→ TASK PROMPT:
Every single entry that follows must be copied exactly.

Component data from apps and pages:
****

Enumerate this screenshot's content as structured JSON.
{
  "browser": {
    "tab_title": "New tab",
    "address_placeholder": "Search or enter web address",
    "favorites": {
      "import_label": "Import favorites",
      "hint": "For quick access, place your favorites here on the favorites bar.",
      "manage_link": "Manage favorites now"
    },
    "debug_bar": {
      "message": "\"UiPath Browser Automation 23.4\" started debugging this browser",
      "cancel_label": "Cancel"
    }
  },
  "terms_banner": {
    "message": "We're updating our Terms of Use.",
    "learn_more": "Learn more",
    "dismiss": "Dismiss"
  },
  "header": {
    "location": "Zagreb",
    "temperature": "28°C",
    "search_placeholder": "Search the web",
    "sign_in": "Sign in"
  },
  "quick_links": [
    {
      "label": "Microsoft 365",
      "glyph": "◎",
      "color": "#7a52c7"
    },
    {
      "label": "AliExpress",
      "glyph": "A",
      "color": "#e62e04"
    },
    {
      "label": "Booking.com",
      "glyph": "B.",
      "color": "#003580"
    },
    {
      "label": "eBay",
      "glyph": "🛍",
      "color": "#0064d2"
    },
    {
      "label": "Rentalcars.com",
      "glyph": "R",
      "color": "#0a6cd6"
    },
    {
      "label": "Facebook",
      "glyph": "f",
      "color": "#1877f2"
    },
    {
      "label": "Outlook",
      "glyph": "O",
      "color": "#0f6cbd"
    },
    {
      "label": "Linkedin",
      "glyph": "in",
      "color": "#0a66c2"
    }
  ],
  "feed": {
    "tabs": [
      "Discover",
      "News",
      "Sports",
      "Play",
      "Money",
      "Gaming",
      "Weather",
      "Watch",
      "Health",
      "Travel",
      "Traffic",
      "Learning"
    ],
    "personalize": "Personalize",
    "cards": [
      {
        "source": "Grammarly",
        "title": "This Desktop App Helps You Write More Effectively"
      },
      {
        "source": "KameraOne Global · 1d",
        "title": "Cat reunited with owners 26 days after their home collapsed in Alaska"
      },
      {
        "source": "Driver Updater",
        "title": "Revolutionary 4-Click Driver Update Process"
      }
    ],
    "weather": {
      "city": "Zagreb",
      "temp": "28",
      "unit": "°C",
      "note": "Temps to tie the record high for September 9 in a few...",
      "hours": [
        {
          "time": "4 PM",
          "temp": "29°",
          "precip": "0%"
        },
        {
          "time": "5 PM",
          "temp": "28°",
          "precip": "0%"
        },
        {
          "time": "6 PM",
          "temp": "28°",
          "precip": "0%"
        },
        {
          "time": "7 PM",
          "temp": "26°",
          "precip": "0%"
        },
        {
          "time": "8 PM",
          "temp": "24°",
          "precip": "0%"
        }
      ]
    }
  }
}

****

→ RESULT:
Enumerate this screenshot's content as structured JSON.
{
  "browser": {
    "tab_title": "New tab",
    "address_placeholder": "Search or enter web address",
    "favorites": {
      "import_label": "Import favorites",
      "hint": "For quick access, place your favorites here on the favorites bar.",
      "manage_link": "Manage favorites now"
    },
    "debug_bar": {
      "message": "\"UiPath Browser Automation 23.4\" started debugging this browser",
      "cancel_label": "Cancel"
    }
  },
  "terms_banner": {
    "message": "We're updating our Terms of Use.",
    "learn_more": "Learn more",
    "dismiss": "Dismiss"
  },
  "header": {
    "location": "Zagreb",
    "temperature": "28°C",
    "search_placeholder": "Search the web",
    "sign_in": "Sign in"
  },
  "quick_links": [
    {
      "label": "Microsoft 365",
      "glyph": "◎",
      "color": "#7a52c7"
    },
    {
      "label": "AliExpress",
      "glyph": "A",
      "color": "#e62e04"
    },
    {
      "label": "Booking.com",
      "glyph": "B.",
      "color": "#003580"
    },
    {
      "label": "eBay",
      "glyph": "🛍",
      "color": "#0064d2"
    },
    {
      "label": "Rentalcars.com",
      "glyph": "R",
      "color": "#0a6cd6"
    },
    {
      "label": "Facebook",
      "glyph": "f",
      "color": "#1877f2"
    },
    {
      "label": "Outlook",
      "glyph": "O",
      "color": "#0f6cbd"
    },
    {
      "label": "Linkedin",
      "glyph": "in",
      "color": "#0a66c2"
    }
  ],
  "feed": {
    "tabs": [
      "Discover",
      "News",
      "Sports",
      "Play",
      "Money",
      "Gaming",
      "Weather",
      "Watch",
      "Health",
      "Travel",
      "Traffic",
      "Learning"
    ],
    "personalize": "Personalize",
    "cards": [
      {
        "source": "Grammarly",
        "title": "This Desktop App Helps You Write More Effectively"
      },
      {
        "source": "KameraOne Global · 1d",
        "title": "Cat reunited with owners 26 days after their home collapsed in Alaska"
      },
      {
        "source": "Driver Updater",
        "title": "Revolutionary 4-Click Driver Update Process"
      }
    ],
    "weather": {
      "city": "Zagreb",
      "temp": "28",
      "unit": "°C",
      "note": "Temps to tie the record high for September 9 in a few...",
      "hours": [
        {
          "time": "4 PM",
          "temp": "29°",
          "precip": "0%"
        },
        {
          "time": "5 PM",
          "temp": "28°",
          "precip": "0%"
        },
        {
          "time": "6 PM",
          "temp": "28°",
          "precip": "0%"
        },
        {
          "time": "7 PM",
          "temp": "26°",
          "precip": "0%"
        },
        {
          "time": "8 PM",
          "temp": "24°",
          "precip": "0%"
        }
      ]
    }
  }
}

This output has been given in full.